Called the eCOPO Camaro, it has been developed in-house by General Motors (GM) in conjunction with US-based drag team Hancock and Lane Racing.
The COPO name, standing for Central Office Production Order, comes from a special order-only Camaro of 1969 and was reintroduced in 2012.
The eCOPO is powered by GM's first 800V battery pack, allowing for more efficient power transfer to the electric motor, which comprises two BorgWarner assemblies generating 700bhp and 600lb ft of torque.
The addition of the battery packs has necessitated extensive modifications to the Camaro’s standard drag racing safety equipment. As well as extending the car’s internal roll cage and sealing the battery packs off from the interior, Chevrolet has installed a battery management system producing live output and temperature readings.
Chevrolet states that the car’s electric motor is mated directly to standard GM parts.

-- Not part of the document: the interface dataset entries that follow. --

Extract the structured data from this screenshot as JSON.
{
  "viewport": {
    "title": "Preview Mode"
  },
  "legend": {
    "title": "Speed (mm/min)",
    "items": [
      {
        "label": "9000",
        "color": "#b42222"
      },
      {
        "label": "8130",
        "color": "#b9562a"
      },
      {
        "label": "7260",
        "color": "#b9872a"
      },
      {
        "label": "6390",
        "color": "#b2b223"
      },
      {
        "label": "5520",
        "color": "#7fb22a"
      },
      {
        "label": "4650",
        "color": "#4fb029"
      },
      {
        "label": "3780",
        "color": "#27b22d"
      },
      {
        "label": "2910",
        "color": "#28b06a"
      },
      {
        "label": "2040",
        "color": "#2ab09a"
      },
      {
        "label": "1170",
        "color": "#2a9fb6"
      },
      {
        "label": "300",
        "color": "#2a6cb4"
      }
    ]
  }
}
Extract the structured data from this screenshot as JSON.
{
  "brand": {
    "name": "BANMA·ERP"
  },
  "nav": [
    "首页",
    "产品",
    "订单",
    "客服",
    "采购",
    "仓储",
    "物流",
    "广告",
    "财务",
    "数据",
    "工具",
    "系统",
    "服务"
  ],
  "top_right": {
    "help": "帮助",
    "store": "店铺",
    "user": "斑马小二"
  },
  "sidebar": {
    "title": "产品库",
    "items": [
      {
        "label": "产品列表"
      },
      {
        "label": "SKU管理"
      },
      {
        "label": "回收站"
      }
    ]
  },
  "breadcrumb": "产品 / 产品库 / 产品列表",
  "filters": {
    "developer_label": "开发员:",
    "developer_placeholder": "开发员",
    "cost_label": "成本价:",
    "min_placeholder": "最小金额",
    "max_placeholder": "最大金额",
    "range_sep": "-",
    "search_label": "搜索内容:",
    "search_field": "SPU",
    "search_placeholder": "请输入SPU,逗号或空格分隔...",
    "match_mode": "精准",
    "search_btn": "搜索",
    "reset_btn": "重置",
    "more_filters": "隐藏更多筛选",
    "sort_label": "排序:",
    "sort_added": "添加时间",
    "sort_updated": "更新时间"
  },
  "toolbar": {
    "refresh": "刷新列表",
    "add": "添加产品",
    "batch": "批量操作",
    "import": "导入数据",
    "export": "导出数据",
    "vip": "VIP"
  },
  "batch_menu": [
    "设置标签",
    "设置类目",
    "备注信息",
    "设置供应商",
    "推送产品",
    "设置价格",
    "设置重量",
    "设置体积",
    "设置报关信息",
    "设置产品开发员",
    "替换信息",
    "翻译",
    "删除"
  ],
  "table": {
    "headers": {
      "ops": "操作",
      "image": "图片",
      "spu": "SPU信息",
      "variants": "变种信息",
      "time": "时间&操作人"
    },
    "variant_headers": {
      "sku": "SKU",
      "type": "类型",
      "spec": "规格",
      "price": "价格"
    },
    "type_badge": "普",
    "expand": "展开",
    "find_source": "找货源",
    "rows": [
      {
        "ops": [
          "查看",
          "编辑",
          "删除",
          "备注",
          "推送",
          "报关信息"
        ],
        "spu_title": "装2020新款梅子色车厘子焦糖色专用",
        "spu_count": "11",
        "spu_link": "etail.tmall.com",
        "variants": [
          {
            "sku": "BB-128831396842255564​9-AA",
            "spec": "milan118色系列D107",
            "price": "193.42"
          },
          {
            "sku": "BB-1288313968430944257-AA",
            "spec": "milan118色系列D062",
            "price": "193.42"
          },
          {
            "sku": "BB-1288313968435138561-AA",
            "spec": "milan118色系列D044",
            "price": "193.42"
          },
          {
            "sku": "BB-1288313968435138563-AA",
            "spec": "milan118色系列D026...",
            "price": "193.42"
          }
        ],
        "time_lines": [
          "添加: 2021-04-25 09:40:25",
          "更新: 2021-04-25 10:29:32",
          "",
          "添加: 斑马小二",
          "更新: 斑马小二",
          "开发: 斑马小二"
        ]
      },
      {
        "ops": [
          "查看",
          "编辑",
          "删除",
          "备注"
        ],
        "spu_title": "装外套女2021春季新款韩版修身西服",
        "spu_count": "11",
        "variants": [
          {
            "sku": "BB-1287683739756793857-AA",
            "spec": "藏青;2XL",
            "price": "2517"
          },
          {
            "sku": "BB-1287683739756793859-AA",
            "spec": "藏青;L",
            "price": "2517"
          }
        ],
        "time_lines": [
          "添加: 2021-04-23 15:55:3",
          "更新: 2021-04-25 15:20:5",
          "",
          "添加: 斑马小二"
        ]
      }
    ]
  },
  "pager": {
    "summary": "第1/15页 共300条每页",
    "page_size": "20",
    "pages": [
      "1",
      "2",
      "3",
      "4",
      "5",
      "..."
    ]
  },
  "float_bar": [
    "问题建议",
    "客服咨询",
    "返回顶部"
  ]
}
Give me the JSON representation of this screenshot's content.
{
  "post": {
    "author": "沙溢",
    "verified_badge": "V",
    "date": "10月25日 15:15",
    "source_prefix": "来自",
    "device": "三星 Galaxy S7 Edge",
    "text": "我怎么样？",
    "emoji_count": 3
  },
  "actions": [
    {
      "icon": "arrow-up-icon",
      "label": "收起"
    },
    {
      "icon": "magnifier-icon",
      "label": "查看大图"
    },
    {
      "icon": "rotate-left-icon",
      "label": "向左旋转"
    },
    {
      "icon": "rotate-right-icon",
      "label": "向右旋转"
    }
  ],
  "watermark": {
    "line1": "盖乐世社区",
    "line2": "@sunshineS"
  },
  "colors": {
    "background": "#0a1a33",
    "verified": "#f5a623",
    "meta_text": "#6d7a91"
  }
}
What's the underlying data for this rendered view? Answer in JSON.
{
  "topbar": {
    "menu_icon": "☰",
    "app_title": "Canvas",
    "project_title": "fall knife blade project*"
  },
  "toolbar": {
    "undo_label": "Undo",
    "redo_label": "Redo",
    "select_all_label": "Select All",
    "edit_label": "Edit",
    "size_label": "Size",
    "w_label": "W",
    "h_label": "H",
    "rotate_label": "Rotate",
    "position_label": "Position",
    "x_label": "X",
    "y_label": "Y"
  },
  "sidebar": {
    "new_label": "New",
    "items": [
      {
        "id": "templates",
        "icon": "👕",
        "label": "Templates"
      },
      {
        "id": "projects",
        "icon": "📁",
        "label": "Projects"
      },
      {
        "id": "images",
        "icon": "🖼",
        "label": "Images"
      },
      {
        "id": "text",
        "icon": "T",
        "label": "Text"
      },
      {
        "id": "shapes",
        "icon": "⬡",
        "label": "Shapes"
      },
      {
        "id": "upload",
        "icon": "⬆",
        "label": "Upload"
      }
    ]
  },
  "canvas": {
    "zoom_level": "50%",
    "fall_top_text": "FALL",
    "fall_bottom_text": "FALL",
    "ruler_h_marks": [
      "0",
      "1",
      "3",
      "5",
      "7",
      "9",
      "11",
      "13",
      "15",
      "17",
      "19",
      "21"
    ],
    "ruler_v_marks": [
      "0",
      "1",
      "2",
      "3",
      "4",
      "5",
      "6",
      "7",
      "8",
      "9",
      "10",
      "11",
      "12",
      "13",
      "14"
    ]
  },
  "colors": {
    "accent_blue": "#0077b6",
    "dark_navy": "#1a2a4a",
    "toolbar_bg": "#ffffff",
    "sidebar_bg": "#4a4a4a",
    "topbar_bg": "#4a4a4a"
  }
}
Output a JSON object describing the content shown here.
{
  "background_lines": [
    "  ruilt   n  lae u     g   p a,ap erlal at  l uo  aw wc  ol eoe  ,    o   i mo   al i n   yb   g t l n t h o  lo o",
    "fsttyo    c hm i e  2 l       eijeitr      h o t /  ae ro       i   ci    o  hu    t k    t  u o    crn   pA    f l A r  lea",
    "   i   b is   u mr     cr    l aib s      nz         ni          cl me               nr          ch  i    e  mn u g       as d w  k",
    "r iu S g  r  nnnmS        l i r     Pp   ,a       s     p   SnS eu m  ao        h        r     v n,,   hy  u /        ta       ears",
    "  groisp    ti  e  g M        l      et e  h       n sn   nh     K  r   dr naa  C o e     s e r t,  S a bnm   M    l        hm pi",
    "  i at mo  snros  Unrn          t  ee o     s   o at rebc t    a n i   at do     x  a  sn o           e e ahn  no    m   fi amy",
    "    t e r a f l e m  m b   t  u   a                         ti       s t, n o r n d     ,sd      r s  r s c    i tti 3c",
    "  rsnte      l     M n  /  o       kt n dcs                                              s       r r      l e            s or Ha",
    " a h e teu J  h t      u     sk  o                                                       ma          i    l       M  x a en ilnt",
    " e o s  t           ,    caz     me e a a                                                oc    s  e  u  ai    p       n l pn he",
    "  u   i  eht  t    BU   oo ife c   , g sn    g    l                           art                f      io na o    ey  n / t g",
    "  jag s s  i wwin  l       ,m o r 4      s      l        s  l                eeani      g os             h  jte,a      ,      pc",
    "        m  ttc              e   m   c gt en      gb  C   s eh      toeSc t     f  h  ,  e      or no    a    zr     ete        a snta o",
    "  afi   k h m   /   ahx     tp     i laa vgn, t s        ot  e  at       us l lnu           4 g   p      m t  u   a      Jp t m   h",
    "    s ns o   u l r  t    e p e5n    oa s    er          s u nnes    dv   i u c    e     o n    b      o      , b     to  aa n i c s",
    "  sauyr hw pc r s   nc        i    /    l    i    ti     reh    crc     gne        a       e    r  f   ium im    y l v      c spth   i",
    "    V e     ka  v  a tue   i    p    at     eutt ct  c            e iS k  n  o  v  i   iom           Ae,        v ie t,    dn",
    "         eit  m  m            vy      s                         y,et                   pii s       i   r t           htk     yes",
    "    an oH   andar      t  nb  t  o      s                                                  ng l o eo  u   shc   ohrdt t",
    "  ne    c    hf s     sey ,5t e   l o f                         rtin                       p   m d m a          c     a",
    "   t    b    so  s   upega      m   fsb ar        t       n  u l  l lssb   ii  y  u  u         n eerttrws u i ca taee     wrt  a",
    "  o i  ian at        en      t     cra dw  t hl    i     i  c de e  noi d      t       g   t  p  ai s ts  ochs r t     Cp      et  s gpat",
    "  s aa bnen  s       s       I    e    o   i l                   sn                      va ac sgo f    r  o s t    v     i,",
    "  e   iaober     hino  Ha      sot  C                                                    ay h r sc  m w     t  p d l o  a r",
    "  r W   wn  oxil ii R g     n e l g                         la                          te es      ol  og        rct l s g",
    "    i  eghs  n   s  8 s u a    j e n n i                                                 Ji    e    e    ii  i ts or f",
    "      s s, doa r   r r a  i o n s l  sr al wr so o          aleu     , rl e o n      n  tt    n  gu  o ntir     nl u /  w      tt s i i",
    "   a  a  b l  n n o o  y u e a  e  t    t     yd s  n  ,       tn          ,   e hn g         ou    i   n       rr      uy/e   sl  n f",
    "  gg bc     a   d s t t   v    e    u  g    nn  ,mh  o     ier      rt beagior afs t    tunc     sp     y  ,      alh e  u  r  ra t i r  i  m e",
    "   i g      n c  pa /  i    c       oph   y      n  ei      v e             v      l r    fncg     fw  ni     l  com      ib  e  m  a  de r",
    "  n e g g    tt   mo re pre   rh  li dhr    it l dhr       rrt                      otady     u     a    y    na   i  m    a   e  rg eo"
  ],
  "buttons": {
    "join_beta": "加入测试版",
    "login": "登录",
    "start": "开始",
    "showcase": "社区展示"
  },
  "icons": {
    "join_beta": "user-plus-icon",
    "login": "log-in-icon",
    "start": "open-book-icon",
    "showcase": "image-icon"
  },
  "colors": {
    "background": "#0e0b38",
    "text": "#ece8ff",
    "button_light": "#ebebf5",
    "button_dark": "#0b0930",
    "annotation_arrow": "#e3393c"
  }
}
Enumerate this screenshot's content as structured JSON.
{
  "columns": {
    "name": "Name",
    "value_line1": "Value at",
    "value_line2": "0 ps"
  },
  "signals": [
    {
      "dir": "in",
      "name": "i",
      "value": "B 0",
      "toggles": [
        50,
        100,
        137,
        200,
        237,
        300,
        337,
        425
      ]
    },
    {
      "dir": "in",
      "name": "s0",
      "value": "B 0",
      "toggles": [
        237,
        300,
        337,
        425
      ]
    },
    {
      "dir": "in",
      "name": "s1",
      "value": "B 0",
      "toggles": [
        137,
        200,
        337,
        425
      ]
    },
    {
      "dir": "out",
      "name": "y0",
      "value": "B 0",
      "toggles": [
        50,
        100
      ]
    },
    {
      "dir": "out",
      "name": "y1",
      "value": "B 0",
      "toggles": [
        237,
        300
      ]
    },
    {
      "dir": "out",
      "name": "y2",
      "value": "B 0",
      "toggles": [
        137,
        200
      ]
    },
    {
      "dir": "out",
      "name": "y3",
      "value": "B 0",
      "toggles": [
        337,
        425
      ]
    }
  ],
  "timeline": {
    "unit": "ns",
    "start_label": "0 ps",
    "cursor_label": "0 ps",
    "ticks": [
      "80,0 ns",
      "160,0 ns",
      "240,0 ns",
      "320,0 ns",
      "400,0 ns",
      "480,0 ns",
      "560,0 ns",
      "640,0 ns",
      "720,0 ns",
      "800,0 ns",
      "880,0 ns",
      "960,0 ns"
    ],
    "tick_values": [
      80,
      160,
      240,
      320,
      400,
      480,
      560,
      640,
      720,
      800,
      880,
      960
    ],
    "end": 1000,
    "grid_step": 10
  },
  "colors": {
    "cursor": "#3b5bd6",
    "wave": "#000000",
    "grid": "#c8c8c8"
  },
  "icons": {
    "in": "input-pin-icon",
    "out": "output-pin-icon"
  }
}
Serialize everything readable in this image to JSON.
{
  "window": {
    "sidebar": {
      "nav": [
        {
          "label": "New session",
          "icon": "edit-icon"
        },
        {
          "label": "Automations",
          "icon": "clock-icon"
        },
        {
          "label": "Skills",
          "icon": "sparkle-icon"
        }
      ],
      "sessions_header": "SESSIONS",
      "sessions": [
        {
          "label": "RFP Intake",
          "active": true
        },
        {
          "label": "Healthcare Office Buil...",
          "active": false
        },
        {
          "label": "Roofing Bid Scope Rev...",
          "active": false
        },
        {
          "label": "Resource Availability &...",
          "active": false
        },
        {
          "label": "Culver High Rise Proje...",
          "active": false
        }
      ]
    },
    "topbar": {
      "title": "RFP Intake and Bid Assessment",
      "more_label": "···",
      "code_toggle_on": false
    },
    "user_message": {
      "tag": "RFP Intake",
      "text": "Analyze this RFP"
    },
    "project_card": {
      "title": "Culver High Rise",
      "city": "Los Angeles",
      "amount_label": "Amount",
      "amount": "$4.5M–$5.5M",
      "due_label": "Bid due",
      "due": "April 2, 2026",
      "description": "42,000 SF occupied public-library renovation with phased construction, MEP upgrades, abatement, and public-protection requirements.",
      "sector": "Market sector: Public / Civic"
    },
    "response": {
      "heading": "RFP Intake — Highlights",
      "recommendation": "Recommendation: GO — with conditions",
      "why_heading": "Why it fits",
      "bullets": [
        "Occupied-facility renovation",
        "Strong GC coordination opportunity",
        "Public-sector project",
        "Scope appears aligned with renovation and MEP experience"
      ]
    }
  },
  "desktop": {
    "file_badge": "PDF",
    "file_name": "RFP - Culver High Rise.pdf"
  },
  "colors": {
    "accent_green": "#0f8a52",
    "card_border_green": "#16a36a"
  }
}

The eCOPO’s automatic gearbox and solid rear axle are unchanged from those used in the regular Camaro.
GM's director of performance, parts and motorsport, Russ O’Blenes, states that this “points to a future that could include electric crate motors for racing”.
GM has given no indication of how far away electric crate motors may be, nor whether they could replace the company’s existing parts offerings in the future.
Chevrolet Camaro review